Saying that the doctors had backtracked on the terms that had been agreed upon about service conditions, health minister Rajiv Bindal said, â€œthe authorities have been asked to serve a notice on those doctors who are on mass casual leave as to why their seniority as well as the concession allowed for appearing in post-graduate examination may not be done away with.â€
The minister said that earlier the government had agreed to demands like reducing the period of giving regular appointment to contract doctors and those appointed through Rogi Kalyan Samiti (RKS) societies from 8 to 6 years, extending financial benefits to contract doctors which were being given to RKS doctors and upon their demand recently also obtained cabinet approval for recruiting 150 doctors through the HP public service commission (HPPSC).
Meanwhile health services in many rural areas has been hit as out of the 327 contract doctors as many as 207 doctors had abstained from work on Thursday after their application for casual leave was rejected.

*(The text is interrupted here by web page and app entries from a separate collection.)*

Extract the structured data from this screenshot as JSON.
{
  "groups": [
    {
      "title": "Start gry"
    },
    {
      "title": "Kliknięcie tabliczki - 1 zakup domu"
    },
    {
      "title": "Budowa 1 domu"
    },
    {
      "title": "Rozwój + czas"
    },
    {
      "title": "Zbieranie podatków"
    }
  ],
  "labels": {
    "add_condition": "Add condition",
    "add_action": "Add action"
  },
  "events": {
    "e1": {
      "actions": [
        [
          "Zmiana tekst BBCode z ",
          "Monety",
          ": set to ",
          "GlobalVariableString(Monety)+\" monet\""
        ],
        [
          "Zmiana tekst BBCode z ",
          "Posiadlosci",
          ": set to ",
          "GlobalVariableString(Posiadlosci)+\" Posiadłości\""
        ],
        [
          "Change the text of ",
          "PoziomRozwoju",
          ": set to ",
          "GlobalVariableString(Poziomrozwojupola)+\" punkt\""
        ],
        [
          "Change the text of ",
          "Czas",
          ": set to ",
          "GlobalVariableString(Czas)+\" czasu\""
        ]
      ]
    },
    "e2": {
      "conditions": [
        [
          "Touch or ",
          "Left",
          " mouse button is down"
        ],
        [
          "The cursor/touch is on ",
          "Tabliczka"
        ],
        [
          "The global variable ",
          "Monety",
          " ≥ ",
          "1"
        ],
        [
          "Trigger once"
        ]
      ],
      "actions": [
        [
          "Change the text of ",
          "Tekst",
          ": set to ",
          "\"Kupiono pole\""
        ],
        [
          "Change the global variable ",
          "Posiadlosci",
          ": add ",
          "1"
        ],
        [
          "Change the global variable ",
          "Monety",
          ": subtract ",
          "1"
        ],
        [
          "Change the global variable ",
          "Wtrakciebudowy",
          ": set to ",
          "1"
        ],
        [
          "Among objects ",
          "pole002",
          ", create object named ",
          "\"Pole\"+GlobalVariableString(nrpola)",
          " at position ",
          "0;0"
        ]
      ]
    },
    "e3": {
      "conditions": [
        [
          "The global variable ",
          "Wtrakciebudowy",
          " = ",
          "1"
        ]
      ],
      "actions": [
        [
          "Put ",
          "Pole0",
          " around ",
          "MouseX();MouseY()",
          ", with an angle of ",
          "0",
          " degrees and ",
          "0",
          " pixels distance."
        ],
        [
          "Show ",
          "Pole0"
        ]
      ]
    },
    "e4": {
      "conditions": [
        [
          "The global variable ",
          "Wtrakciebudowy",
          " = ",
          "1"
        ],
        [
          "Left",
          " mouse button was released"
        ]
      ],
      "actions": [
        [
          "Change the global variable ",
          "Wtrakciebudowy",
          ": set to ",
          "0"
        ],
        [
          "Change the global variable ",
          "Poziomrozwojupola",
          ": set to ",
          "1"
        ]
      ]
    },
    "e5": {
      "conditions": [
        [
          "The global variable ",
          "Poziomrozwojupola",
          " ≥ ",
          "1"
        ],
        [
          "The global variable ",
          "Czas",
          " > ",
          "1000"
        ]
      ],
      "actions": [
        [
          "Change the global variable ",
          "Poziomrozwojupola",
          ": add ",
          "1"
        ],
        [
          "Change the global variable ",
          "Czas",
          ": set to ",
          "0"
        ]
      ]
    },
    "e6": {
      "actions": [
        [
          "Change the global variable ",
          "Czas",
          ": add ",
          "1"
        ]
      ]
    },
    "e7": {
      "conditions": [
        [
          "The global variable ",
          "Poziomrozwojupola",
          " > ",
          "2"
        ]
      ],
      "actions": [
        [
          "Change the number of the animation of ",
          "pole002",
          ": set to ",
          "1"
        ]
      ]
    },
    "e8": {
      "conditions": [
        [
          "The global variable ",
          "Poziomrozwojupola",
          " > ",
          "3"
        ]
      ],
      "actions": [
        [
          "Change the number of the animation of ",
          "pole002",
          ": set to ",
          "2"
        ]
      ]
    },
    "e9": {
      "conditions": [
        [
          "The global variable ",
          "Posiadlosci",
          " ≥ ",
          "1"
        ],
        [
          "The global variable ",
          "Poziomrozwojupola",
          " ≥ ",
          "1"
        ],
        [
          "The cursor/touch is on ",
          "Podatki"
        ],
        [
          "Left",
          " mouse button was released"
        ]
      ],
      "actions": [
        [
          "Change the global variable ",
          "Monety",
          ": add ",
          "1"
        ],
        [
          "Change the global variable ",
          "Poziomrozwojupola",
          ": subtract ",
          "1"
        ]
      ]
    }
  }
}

â€œEven of the 207 doctor who took leave yesterday, some have reported for work today,â€ said Vinod Pathak, director health services.
However the striking doctors remain defiant. â€œThe government is responsible for the strike as it struck down our application for a 3 day mass casual leave,â€ said Namit Thakur, spokesman of a joint action committee formed by the striking doctors to negotiate with the authorities.
â€œThough the government had announced filling up of 150 posts through HPPSC but was ambiguous about giving preference for regular appointment to those who are serving in remote and far flung for long periods,â€ he said. â€œThis is injustice to those delivering health services under difficult conditions,â€ he added.
Demanding a change in the policy for recruiting doctors, Thakur said that past service of serving doctors should be considered while giving regular appointment so as to clear the backlog first before considering others for commission appointments.
Giving regular appointment to doctors has been a thorny issue for the government after it framed a policy of contract appointment through RKS societies set up at block and district levels.
There remains a substantial disparity is pay parity between regular and contract doctors, which is being agitated.